ALTON — It's been an uphill battle for a small spring water bottling company here which three years ago was named New Hampshire's Best Drink of Water, only to spiral into a near foreclosure in 2012, which was only averted when friends and loyal customers ponied up some $53,000 to keep the business afloat.
''We were so close to closing our doors forever. But people read about our situation in The Daily Sun and rallied around us,'' says Deanna O'Shaughnessy, who along with her husband, Timothy Morgan, and sister, Fae Kontje-Gibbs , founded Chamberlain Springs on the 300-acre Sunny Slope Farm some nine years ago.
She said that the outpouring of support was heartwarming and included a visit from a friend, who brought with her a bottle of wine, a four-leaf clover and a check for $530 and encouragement to continue the effort to keep the company alive.
''I guess everything happens for a reason,'' says O'Shaughnessy, who said that the company, newly renamed as Nh2o, recently received an infusion of a capital from a Boston man who has an interest in seeing small, start-up companies succeed.
''One of the persons who read the story in The Daily Sun was Arthur Casey of Bristol, a retired businessman who told us that he was pretty good with numbers and could help us. He said that he loved old family farms and liked what we were doing to make ours survive,'' she says.
She said that Casey was able to contact the Boston businessman who eventually provided the funding last fall but it wasn't until March of this year that he was able to visit the company and see it's operations.
''He told us 'this is good' and said he would help us. That gave us some breathing space and let us take out another loan on the farm,'' said O'Shaughnessy, who said that she and her partners are now in partnership with Newfound Business Associates, which is run by Casey's wife, Cheryl.
''It's been an interesting spring.
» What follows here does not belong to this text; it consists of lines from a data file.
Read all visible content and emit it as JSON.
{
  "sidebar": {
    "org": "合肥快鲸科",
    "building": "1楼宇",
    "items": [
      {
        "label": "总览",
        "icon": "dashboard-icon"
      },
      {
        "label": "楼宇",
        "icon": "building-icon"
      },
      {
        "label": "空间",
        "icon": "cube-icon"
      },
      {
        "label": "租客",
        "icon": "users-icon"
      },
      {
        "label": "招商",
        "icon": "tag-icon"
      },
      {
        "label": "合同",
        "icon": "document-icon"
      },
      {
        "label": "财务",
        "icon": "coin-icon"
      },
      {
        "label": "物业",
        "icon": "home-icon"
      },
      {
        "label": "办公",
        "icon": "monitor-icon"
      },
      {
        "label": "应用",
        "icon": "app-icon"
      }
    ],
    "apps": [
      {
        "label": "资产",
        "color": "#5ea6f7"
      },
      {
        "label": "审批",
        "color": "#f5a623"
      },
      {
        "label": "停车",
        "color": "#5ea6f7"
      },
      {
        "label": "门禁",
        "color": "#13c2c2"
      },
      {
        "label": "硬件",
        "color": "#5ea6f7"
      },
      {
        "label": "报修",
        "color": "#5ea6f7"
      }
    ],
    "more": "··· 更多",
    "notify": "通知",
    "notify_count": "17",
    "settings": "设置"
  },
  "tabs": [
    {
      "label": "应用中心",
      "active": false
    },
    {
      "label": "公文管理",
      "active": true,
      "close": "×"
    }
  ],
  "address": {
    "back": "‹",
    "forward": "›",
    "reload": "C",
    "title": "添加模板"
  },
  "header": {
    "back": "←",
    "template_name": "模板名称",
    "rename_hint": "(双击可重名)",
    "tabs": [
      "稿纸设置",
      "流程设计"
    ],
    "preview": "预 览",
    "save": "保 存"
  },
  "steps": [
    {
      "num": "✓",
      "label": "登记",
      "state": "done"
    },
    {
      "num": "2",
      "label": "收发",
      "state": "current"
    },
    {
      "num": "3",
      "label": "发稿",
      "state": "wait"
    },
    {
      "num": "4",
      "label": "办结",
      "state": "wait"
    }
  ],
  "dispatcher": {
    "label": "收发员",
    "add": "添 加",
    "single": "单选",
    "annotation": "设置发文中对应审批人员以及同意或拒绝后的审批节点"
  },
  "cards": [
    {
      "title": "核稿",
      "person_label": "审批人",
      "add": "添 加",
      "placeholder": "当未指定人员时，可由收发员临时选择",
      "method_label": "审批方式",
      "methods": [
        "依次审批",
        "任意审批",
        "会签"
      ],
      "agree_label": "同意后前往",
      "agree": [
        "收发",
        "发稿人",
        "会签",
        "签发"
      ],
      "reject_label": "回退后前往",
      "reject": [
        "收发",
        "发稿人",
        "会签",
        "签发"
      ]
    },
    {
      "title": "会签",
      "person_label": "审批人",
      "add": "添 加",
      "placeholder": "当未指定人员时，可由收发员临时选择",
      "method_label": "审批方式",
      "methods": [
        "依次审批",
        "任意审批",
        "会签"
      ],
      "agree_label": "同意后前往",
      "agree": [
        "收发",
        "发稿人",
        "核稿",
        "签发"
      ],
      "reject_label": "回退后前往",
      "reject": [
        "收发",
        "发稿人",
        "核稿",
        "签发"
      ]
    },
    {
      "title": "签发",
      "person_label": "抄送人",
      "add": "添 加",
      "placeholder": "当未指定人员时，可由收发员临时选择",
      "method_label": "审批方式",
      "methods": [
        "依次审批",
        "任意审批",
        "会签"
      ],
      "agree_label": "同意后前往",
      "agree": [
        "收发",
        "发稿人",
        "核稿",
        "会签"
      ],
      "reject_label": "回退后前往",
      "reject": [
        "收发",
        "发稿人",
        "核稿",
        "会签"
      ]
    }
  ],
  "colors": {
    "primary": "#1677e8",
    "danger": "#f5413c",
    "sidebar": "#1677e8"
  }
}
We're reaching out to our old customers and have gone back to self-delivery. And we're improving our product with new waterproof labels and have got a new capper. And our new summer labels arrived just the day before we were scheduled to deliver 80 cases of glass bottles to the Heron Pond Farmer's Market in Kingston. So we've got new labels and lots of water and things are really looking up for us,'' she says.
She said that the initial plan for the company, which drilled a 585 foot well in 2004 to tap into its water, was to market the water as a bulk product. That plan was dropped after it became apparent that the construction costs of a new building and necessary infrastructure was just too steep.
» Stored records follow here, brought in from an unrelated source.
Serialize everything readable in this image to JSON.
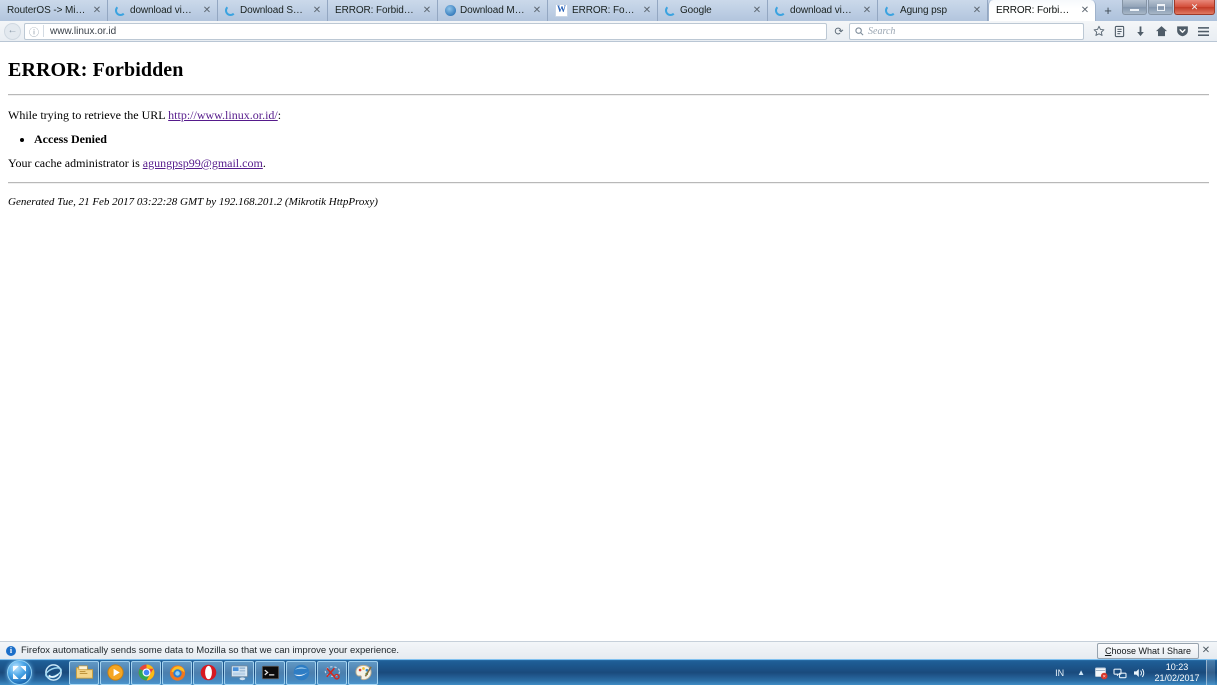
{
  "window": {
    "controls": {
      "minimize": "–",
      "maximize": "❐",
      "close": "✕"
    }
  },
  "tabs": [
    {
      "title": "RouterOS -> MikroTik -...",
      "favicon": "none-icon",
      "active": false,
      "close": "✕",
      "width": 108
    },
    {
      "title": "download vidoe mk...",
      "favicon": "loading-spinner-icon",
      "active": false,
      "close": "✕",
      "width": 110
    },
    {
      "title": "Download Sample ...",
      "favicon": "loading-spinner-icon",
      "active": false,
      "close": "✕",
      "width": 110
    },
    {
      "title": "ERROR: Forbidden",
      "favicon": "none-icon",
      "active": false,
      "close": "✕",
      "width": 110
    },
    {
      "title": "Download Miley Cy...",
      "favicon": "blue-globe-icon",
      "active": false,
      "close": "✕",
      "width": 110
    },
    {
      "title": "ERROR: Forbidden",
      "favicon": "wikipedia-w-icon",
      "active": false,
      "close": "✕",
      "width": 110
    },
    {
      "title": "Google",
      "favicon": "loading-spinner-icon",
      "active": false,
      "close": "✕",
      "width": 110
    },
    {
      "title": "download video mk...",
      "favicon": "loading-spinner-icon",
      "active": false,
      "close": "✕",
      "width": 110
    },
    {
      "title": "Agung psp",
      "favicon": "loading-spinner-icon",
      "active": false,
      "close": "✕",
      "width": 110
    },
    {
      "title": "ERROR: Forbidden",
      "favicon": "none-icon",
      "active": true,
      "close": "✕",
      "width": 108
    }
  ],
  "newtab": {
    "label": "+"
  },
  "toolbar": {
    "back_glyph": "←",
    "identity_glyph": "ⓘ",
    "url_value": "www.linux.or.id",
    "reload_glyph": "⟳",
    "search_placeholder": "Search",
    "bookmark_icon": "star-icon",
    "reader_icon": "reader-list-icon",
    "downloads_icon": "download-arrow-icon",
    "home_icon": "home-icon",
    "sync_icon": "pocket-shield-icon",
    "menu_icon": "hamburger-menu-icon"
  },
  "page": {
    "title": "ERROR: Forbidden",
    "intro_prefix": "While trying to retrieve the URL ",
    "intro_link": "http://www.linux.or.id/",
    "intro_suffix": ":",
    "denied_items": [
      "Access Denied"
    ],
    "admin_prefix": "Your cache administrator is ",
    "admin_email": "agungpsp99@gmail.com",
    "admin_suffix": ".",
    "generated": "Generated Tue, 21 Feb 2017 03:22:28 GMT by 192.168.201.2 (Mikrotik HttpProxy)"
  },
  "notification": {
    "icon": "info-icon",
    "badge_char": "i",
    "message": "Firefox automatically sends some data to Mozilla so that we can improve your experience.",
    "button_underlined": "C",
    "button_rest": "hoose What I Share",
    "close": "✕"
  },
  "taskbar": {
    "start": "windows-start-orb-icon",
    "quick_launch": [
      {
        "name": "internet-explorer-icon",
        "framed": false
      },
      {
        "name": "windows-explorer-icon",
        "framed": true
      },
      {
        "name": "media-player-icon",
        "framed": true
      },
      {
        "name": "google-chrome-icon",
        "framed": true
      },
      {
        "name": "mozilla-firefox-icon",
        "framed": true
      },
      {
        "name": "opera-browser-icon",
        "framed": true
      },
      {
        "name": "winbox-mikrotik-icon",
        "framed": true
      },
      {
        "name": "command-prompt-icon",
        "framed": true
      },
      {
        "name": "blue-swirl-app-icon",
        "framed": true
      },
      {
        "name": "snipping-tool-icon",
        "framed": true
      },
      {
        "name": "ms-paint-icon",
        "framed": true
      }
    ],
    "tray": {
      "language": "IN",
      "show_hidden_glyph": "▲",
      "action_center_icon": "flag-alert-icon",
      "network_icon": "network-icon",
      "volume_icon": "speaker-icon",
      "time": "10:23",
      "date": "21/02/2017"
    }
  }
}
''We decided to bottle it ourselves, which was probably not the best decision, but it seemed like the only alternative we had.'' she says.
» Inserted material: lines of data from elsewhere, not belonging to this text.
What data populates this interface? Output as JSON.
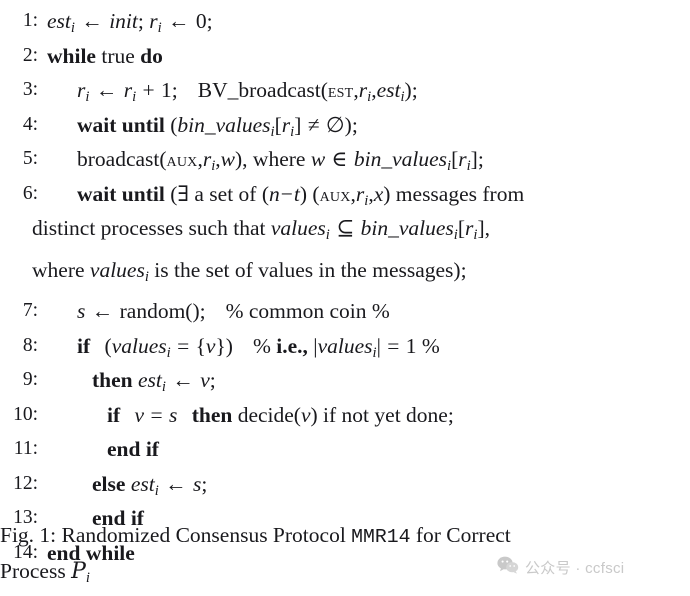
{
  "figure": {
    "type": "algorithm-pseudocode",
    "caption": {
      "label": "Fig. 1:",
      "line1_pre": "Randomized Consensus Protocol",
      "line1_mono": "MMR14",
      "line1_post": "for Correct",
      "line2_pre": "Process",
      "line2_symbol": "P",
      "line2_subscript": "i"
    },
    "lines": [
      {
        "num": "1",
        "indent": 0,
        "text": "est_i ← init; r_i ← 0;"
      },
      {
        "num": "2",
        "indent": 0,
        "text": "while true do"
      },
      {
        "num": "3",
        "indent": 1,
        "text": "r_i ← r_i + 1;   BV_broadcast(EST,r_i,est_i);"
      },
      {
        "num": "4",
        "indent": 1,
        "text": "wait until (bin_values_i[r_i] ≠ ∅);"
      },
      {
        "num": "5",
        "indent": 1,
        "text": "broadcast(AUX,r_i,w), where w ∈ bin_values_i[r_i];"
      },
      {
        "num": "6",
        "indent": 1,
        "text": "wait until (∃ a set of (n−t) (AUX,r_i,x) messages from distinct processes such that values_i ⊆ bin_values_i[r_i], where values_i is the set of values in the messages);"
      },
      {
        "num": "7",
        "indent": 1,
        "text": "s ← random();   % common coin %"
      },
      {
        "num": "8",
        "indent": 1,
        "text": "if  (values_i = {v})    % i.e., |values_i| = 1 %"
      },
      {
        "num": "9",
        "indent": 2,
        "text": "then est_i ← v;"
      },
      {
        "num": "10",
        "indent": 3,
        "text": "if  v = s  then decide(v) if not yet done;"
      },
      {
        "num": "11",
        "indent": 3,
        "text": "end if"
      },
      {
        "num": "12",
        "indent": 2,
        "text": "else est_i ← s;"
      },
      {
        "num": "13",
        "indent": 2,
        "text": "end if"
      },
      {
        "num": "14",
        "indent": 0,
        "text": "end while"
      }
    ],
    "tokens": {
      "keyword_while": "while",
      "keyword_true": "true",
      "keyword_do": "do",
      "keyword_wait": "wait",
      "keyword_until": "until",
      "keyword_if": "if",
      "keyword_then": "then",
      "keyword_else": "else",
      "keyword_end": "end",
      "ident_est": "est",
      "ident_init": "init",
      "ident_r": "r",
      "ident_s": "s",
      "ident_v": "v",
      "ident_w": "w",
      "ident_x": "x",
      "ident_n": "n",
      "ident_t": "t",
      "ident_values": "values",
      "ident_bin_values": "bin_values",
      "sub_i": "i",
      "num_zero": "0",
      "num_one": "1",
      "call_bv_broadcast": "BV_broadcast",
      "call_broadcast": "broadcast",
      "call_random": "random()",
      "call_decide": "decide",
      "tag_est": "EST",
      "tag_aux": "AUX",
      "arrow": "←",
      "neq": "≠",
      "emptyset": "∅",
      "in": "∈",
      "subseteq": "⊆",
      "exists": "∃",
      "eq": "=",
      "plus": "+",
      "minus": "−",
      "percent": "%",
      "comment_coin": "common coin",
      "comment_ie": "i.e.,",
      "text_where": "where",
      "text_a_set_of": "a set of",
      "text_messages_from": "messages from",
      "text_distinct_processes": "distinct processes such that",
      "text_is_the_set": "is the set of values in the messages);",
      "text_if_not_yet_done": "if not yet done;"
    }
  },
  "watermark": {
    "icon": "wechat-icon",
    "text": "公众号 · ccfsci",
    "color": "#c9c9c9"
  },
  "colors": {
    "background": "#ffffff",
    "text": "#19191d",
    "watermark": "#c9c9c9"
  }
}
In 2009, Profile Bank and the Belknap Economic Development Council provided a funding package to create Nh2o, a company that put the water in 750 milliliter bottles and distributes them through restaurants, grocery stores and at outdoor markets. Profile Bank's loans included $177,000 for start-up costs and an additional line of credit. However, O'Shaughnessy said that getting the business off the ground took more than they had estimated. "We were seriously under-capitalized. It cost a lot more to do everything than we anticipated."
She said that she is extremely grateful to Profile Bank for all the help that it extended to the company during it's financial problems and is looking to see the company move ahead on a firm financial footing and build itself into a profitable venture, which will help keep Sunny Slope Farm, which currently rents space to vacationers and for weddings, intact and thriving.
Deanna O'Shaughnessy of Nh2o holds two bottles of water which earned accolades as New Hampshire's Best Drink of Water in 2010. The reconstituted and renamed water bottling company has received an infusion of capital and is now recreating its former distribution network. (Roger Amsden/for The Laconia Daily Sun)